The old school grifter pick pockets discuss the art of the game and where money is headed, and complains how the game is getting harder because people don’t carry the same amount of cash around anymore.
James Coburn’s character explains that cash will go away because
– It is inevitable –
that credit cards and computers have made everything electronic.
The old school Grifter objects! because Communism . . . .
Nobody was thinking of Bitcoin in 1973. The Future is Now.
I found this 1973 MAP
OF THE INTERNET
Going through old papers my dad gave me, I found his map of the internet as of May 1973.
The entire internet. pic.twitter.com/0krvYoRGav
— David Newbury (@workergnome) December 10, 2016
Back in the 1970s, David Newbury’s dad, Paul, worked at Carnegie Mellon, one of the leading computer science schools in the country. This was in the very early years of the Internet, back when it was the secret and very small ARPANET, which had started in the late ’60s, with just four locations. By 1973, it had expanded to a small handful of government labs, research universities, and private companies—but still so few that the entire network could be mapped on a single sheet of paper.

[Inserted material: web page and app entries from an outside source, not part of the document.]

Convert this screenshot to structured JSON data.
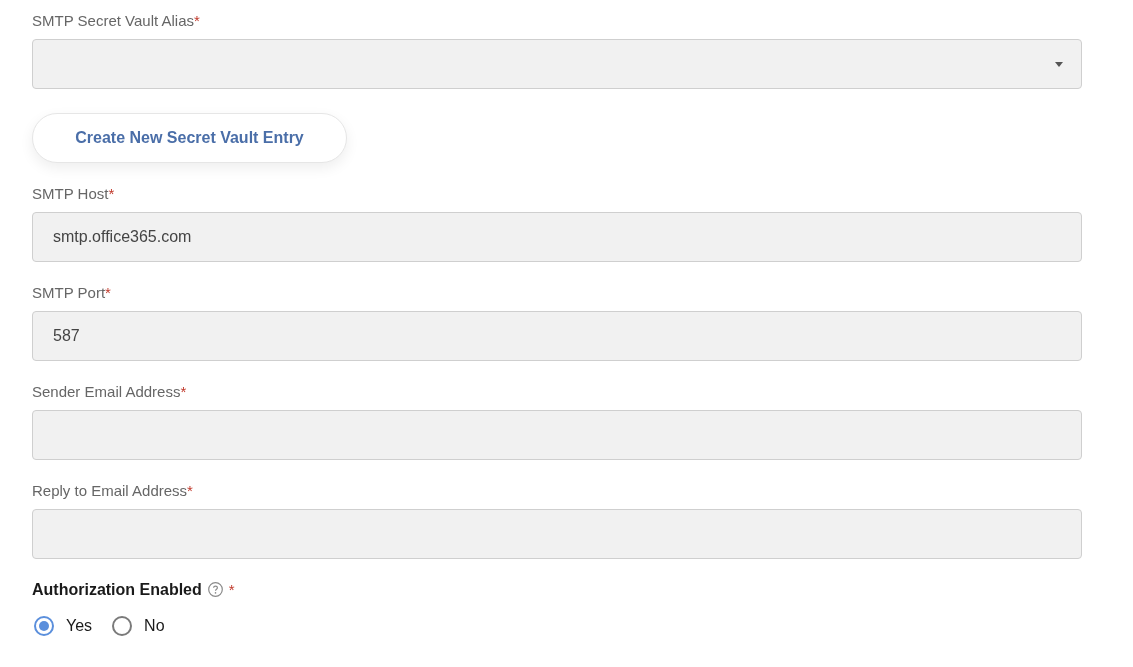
{
  "form": [
    {
      "kind": "select",
      "label": "SMTP Secret Vault Alias",
      "required_mark": "*"
    },
    {
      "kind": "button",
      "label": "Create New Secret Vault Entry"
    },
    {
      "kind": "text",
      "label": "SMTP Host",
      "required_mark": "*",
      "value": "smtp.office365.com"
    },
    {
      "kind": "text",
      "label": "SMTP Port",
      "required_mark": "*",
      "value": "587"
    },
    {
      "kind": "text",
      "label": "Sender Email Address",
      "required_mark": "*"
    },
    {
      "kind": "text",
      "label": "Reply to Email Address",
      "required_mark": "*"
    },
    {
      "kind": "radio",
      "label": "Authorization Enabled",
      "required_mark": "*",
      "options": [
        {
          "label": "Yes",
          "selected": true
        },
        {
          "label": "No",
          "selected": false
        }
      ]
    }
  ]
}
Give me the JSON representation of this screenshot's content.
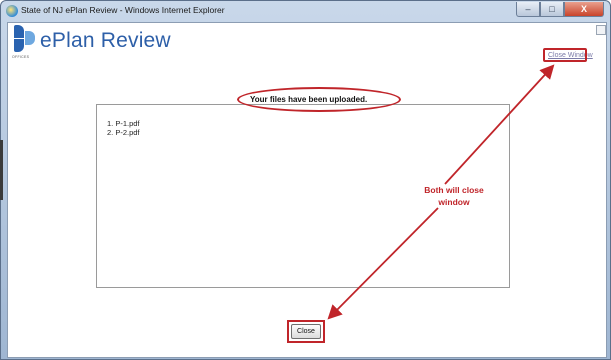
{
  "window": {
    "title": "State of NJ ePlan Review - Windows Internet Explorer",
    "buttons": {
      "minimize": "–",
      "maximize": "□",
      "close": "X"
    }
  },
  "header": {
    "app_name": "ePlan Review",
    "logo_caption": "OFFICES",
    "close_window_link": "Close Window"
  },
  "main": {
    "status_message": "Your files have been uploaded.",
    "files": [
      {
        "label": "1.  P-1.pdf"
      },
      {
        "label": "2.  P-2.pdf"
      }
    ],
    "close_button": "Close"
  },
  "annotation": {
    "line1": "Both will close",
    "line2": "window",
    "color": "#c0252a"
  }
}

Recently, Newbury found that map among his dad’s papers and posted it online. You can find Stanford, UCLA, Utah and UCSB, the original members, but by 1973, ARPANET had expanded east, to Case Western, Carnegie Mellon, Harvard, and MIT. There are government labs, like Lawrence Berkeley National Lab and the Army’s Aberdeen Ballistic Research Lab, and private research organizations like MITRE and Xerox. <snip>